We need to look upstream to save our oceans and achieve SDG 14
The Government of Sweden, one of the two hosts of the recent Ocean Conference, announced its support to source-to-sea approaches through a financial commitment to the Action Platform for Source-to-Sea Management.
The importance of source-to-sea approaches was emphasized by Ministers, practitioners and UN agencies at several sessions of the Ocean Conference that took place in New York on 5-9 June 2017.
The outcome of the conference “Our Ocean, Our Future: A Call for Action” refers explicitly to the need to significantly reduce marine pollution of all kinds, “particularly from land-based activities” and to promote waste prevention, develop sustainable consumption and production patterns and adopt 3R approaches.

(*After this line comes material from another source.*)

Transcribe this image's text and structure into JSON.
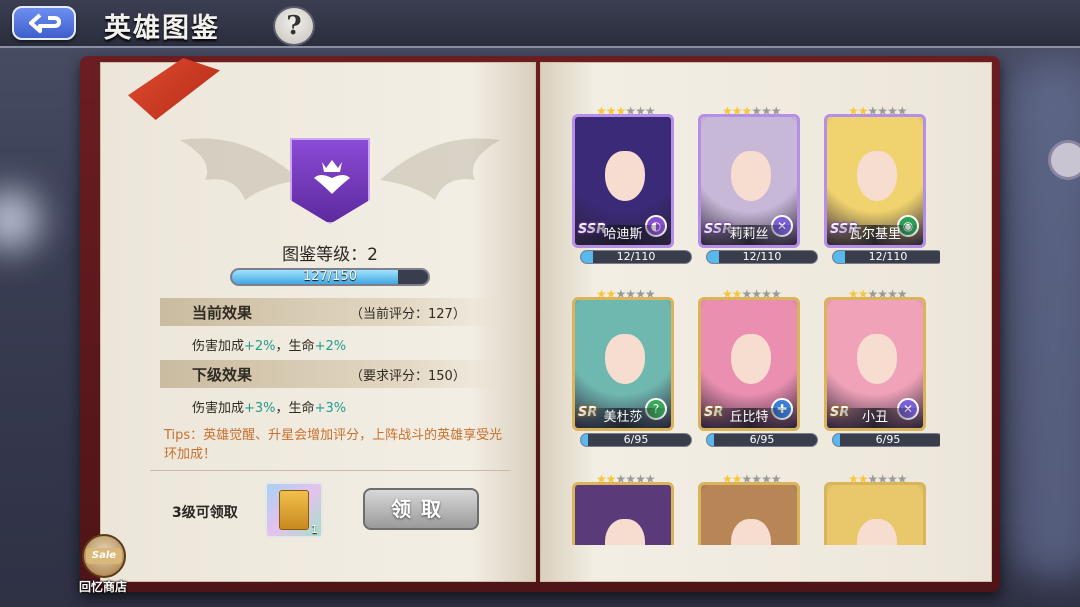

The Action Platform for Source-to-Sea Management, which is supported by the UNDP-SIWI Water Governance Facility, co-organized two official side-events that the Conference.
The opportunities for coordinated implementation and monitoring of SDGs 6 (on water and sanitation for all) and 14 (on oceans) were discussed by both freshwater and marine representatives from United Nations, donor agencies and private sector at the side-event “Joining hands to help achieve SDGs 6 and 14 – a win-win for freshwater and oceans”. “The SDGs give us the goals and targets, but not the tools on how to get there” said Birgitta Liss Lymer, Programme Manager of the UNDP-SIWI Water Governance Facility and the Action Platform for Source-to-Sea Management. “We need to find more effective ways of coordinating and financing development options that benefit both upstream and downstream stakeholders”.
The importance of communicating the multiple gains by investing in measures that would benefit multiple SDGs such as wastewater management, to politicians, were highlighted in the event that also identified opportunities to draw upon existing UN-Water, UN-Ocean, UN agency and other initiatives to ensure strong coordination in the monitoring and implementation of the SDGs. The event also discussed the importance of addressing diffuse sources of pollution from sectors such as agriculture that for some reason did not make it into the SDGs. The event was organized by UN-Water, UN-Oceans and the Action Platform for Source-to-Sea Management.
The need for a circular economy and sustainable waste management were highlighted by Ministers from Sweden, Germany, the Seychelles and Jamaica at the side-event “Can we achieve SDG 14 without looking upstream? Starting at the source to save the sea”. Barbara Hendricks, Minister of Environment of Germany noted that “the best waste is the waste never produced”, emphasizing the need to involve consumers to achieve behavioral changes. Dr. Naoko Ishii, CEO of the Global Environment Facility (GEF), informed that the needs to address the connections between upstream pressures and downstream impacts, to work with the private sector to address plastic and broader issues of circular economy and to break the silos between institutions will be central elements in the next strategy of the GEF. Torkil J. Clausen, Chair of the Action Platform for Source-to-Sea Management, informed on the opportunity to draw upon the Platform for knowledge generation and exchange of experiences to move forward. The event was organized by the Swedish Government, the Swedish Agency for Marine and Water Management, the Action Platform for Source-to-Sea Management and the Indian Ocean Commission.
Stockholm International Water Institute (SIWI), as the Secretariat of the Action Platform for Source-to-Sea Management, also contributed to the Partnership Dialogue on Marine Pollution by committing to support knowledge exchange and learning on governance and management approaches for more effective water quality management from source to sea. The Partnership Dialogues were held to identify ways and means to support implementation of SDG 14.